DATA FOR THIS TASK:
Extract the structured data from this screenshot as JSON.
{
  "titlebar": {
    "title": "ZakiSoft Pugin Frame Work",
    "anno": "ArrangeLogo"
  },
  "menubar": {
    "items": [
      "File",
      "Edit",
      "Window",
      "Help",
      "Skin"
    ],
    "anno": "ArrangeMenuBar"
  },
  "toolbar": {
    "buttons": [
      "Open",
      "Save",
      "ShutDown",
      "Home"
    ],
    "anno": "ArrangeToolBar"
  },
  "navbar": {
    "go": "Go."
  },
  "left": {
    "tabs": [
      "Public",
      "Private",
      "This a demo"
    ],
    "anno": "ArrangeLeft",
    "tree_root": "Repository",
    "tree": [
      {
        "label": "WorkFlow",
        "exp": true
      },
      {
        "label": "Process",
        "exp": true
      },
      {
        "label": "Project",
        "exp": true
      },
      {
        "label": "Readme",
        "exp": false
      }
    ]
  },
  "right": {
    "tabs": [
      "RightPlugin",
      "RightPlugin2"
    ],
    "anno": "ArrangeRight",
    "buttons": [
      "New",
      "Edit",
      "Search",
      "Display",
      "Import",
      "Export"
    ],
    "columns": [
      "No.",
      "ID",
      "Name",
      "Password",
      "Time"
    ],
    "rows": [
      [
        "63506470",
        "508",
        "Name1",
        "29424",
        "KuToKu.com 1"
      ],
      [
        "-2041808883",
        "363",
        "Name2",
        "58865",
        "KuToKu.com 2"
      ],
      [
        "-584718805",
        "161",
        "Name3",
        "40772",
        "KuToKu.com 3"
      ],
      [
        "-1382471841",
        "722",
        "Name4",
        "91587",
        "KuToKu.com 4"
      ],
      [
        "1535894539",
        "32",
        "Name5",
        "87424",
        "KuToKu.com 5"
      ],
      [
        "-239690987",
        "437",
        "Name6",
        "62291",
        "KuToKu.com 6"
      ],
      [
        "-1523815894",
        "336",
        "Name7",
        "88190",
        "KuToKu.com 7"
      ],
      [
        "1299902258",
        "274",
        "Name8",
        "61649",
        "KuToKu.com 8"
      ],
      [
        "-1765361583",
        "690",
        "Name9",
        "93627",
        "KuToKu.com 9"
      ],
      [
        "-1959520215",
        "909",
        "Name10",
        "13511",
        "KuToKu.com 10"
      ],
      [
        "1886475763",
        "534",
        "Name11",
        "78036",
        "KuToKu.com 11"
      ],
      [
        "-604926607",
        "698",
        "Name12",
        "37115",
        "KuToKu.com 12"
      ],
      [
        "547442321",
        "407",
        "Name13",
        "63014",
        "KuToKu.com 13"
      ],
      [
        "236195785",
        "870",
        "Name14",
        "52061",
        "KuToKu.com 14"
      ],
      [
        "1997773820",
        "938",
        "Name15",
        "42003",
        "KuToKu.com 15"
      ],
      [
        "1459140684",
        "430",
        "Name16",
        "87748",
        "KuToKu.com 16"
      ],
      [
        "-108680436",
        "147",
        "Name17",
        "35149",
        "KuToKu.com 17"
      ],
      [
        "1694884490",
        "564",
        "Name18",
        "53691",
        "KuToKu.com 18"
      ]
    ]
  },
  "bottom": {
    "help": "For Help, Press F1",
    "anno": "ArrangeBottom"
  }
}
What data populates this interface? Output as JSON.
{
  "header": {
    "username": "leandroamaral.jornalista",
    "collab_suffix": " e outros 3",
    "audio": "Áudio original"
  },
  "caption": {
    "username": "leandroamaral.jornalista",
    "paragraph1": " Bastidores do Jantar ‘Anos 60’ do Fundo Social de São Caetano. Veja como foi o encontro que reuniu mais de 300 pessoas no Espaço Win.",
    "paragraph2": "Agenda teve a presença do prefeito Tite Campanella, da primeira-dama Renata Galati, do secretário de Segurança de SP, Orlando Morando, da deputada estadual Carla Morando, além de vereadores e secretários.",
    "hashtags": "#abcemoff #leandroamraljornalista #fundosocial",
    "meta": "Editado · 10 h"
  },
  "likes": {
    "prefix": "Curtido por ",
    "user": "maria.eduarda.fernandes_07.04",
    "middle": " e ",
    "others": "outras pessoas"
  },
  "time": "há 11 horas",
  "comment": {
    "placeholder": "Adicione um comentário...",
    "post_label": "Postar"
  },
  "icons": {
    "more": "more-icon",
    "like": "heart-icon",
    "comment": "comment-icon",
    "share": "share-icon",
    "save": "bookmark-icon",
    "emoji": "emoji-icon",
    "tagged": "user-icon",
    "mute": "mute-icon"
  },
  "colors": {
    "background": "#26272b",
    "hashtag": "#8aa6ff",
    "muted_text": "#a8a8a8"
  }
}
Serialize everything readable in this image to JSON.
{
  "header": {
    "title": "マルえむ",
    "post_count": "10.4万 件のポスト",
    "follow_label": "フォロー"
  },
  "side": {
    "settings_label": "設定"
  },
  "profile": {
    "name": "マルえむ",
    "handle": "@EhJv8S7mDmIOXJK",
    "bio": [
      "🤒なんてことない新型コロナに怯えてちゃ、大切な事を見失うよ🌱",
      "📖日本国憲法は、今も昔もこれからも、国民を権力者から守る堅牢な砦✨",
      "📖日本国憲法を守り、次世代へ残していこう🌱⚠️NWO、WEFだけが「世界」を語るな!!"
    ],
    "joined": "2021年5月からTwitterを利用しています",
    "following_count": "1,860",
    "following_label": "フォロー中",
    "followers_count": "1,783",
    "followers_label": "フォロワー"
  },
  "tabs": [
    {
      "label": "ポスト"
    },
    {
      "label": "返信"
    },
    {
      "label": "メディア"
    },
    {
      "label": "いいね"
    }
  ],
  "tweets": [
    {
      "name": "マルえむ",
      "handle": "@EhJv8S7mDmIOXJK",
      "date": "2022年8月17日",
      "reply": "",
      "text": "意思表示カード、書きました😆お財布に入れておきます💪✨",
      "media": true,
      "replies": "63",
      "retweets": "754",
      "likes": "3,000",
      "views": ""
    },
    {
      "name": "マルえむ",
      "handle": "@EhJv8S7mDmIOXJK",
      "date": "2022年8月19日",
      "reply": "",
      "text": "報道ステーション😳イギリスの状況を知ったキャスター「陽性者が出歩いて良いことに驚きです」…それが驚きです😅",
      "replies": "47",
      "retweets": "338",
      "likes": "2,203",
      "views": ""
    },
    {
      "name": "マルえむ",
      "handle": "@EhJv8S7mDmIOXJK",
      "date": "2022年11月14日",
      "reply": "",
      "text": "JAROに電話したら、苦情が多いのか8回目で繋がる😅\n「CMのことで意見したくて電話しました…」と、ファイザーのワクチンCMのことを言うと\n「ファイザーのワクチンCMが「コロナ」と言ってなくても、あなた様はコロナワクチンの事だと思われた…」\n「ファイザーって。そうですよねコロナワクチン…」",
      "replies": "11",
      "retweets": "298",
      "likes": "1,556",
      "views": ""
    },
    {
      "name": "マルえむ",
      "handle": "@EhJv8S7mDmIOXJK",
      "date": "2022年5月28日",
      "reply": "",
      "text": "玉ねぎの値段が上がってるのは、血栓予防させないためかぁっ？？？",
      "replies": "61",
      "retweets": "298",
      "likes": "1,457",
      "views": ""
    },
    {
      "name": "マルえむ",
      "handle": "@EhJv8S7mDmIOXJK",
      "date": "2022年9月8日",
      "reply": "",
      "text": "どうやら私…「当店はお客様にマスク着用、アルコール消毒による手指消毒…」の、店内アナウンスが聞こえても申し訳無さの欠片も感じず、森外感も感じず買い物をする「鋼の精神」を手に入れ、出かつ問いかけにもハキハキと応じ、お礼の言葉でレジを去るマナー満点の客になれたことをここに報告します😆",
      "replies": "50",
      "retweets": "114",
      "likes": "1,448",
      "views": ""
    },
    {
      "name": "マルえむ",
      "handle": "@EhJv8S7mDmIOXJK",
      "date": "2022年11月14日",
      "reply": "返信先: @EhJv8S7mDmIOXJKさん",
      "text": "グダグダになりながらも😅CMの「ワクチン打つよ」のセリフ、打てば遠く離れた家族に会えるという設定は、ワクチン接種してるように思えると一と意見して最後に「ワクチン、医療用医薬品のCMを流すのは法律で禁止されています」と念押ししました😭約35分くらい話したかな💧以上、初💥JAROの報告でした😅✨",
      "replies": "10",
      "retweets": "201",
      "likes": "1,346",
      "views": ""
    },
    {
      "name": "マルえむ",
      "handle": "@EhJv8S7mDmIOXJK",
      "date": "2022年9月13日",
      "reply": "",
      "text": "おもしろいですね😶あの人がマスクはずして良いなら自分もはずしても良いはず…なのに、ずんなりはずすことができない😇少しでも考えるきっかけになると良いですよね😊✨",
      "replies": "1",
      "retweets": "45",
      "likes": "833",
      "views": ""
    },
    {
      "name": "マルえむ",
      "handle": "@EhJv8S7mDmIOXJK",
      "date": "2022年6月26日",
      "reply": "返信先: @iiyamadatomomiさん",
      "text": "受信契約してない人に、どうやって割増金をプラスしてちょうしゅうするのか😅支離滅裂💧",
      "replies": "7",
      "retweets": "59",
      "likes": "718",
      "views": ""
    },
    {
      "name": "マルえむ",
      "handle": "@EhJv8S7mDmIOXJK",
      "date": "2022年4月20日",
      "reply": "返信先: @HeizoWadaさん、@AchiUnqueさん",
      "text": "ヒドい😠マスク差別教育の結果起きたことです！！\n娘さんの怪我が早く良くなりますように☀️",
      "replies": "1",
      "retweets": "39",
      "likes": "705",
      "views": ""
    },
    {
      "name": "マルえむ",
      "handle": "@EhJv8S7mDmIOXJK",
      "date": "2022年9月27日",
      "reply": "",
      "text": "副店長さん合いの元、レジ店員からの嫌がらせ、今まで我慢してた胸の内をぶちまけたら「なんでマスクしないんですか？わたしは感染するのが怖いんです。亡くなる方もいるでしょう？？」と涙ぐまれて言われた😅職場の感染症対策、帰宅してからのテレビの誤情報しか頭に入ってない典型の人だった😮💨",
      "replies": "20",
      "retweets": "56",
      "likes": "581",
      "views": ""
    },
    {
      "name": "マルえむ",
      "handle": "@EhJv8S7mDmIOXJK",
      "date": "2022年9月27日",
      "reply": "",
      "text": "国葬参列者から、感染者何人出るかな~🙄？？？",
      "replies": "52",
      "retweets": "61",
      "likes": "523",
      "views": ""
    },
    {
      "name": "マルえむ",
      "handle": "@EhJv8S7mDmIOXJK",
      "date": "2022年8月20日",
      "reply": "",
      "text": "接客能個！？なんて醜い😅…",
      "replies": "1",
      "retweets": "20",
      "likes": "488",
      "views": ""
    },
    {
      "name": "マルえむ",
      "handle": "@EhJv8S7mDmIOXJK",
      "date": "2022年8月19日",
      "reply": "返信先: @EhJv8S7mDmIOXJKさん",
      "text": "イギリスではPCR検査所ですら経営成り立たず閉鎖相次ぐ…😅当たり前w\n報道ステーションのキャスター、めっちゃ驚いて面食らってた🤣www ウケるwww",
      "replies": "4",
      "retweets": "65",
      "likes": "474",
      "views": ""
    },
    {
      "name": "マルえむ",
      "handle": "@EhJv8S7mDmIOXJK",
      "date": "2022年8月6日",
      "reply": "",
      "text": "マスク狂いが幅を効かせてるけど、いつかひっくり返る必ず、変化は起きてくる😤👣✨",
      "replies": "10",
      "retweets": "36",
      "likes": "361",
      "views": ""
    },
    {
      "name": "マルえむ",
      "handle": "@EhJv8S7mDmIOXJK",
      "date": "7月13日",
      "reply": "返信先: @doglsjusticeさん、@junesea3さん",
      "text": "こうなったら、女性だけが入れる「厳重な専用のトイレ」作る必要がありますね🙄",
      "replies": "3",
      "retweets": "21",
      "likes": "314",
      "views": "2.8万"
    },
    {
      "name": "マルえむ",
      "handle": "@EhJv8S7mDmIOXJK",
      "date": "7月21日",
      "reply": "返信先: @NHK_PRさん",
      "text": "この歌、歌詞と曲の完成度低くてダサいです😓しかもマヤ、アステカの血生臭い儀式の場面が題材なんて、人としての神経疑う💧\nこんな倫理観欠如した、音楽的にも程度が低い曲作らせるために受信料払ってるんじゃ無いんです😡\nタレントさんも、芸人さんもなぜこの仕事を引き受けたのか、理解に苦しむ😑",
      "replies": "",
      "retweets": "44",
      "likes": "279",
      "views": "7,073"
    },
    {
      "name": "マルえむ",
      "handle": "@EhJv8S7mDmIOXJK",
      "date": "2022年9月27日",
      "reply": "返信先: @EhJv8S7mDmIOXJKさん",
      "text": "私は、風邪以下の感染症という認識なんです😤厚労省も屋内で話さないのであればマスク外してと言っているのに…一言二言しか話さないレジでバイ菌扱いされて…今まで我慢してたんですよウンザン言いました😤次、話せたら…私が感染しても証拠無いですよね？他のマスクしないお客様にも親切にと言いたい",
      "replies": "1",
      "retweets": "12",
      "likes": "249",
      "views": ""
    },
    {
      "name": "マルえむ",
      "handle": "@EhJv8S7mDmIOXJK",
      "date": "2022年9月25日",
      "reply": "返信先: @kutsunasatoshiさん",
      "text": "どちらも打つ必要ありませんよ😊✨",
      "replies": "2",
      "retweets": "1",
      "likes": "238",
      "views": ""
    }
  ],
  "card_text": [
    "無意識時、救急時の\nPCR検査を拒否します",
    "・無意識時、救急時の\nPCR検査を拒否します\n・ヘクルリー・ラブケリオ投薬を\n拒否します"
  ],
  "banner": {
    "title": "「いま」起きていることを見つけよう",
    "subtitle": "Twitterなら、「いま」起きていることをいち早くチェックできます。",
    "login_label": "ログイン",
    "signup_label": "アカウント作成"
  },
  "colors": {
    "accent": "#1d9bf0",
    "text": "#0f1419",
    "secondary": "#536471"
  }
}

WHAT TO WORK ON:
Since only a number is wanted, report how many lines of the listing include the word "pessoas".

TASK RESPONSE:
2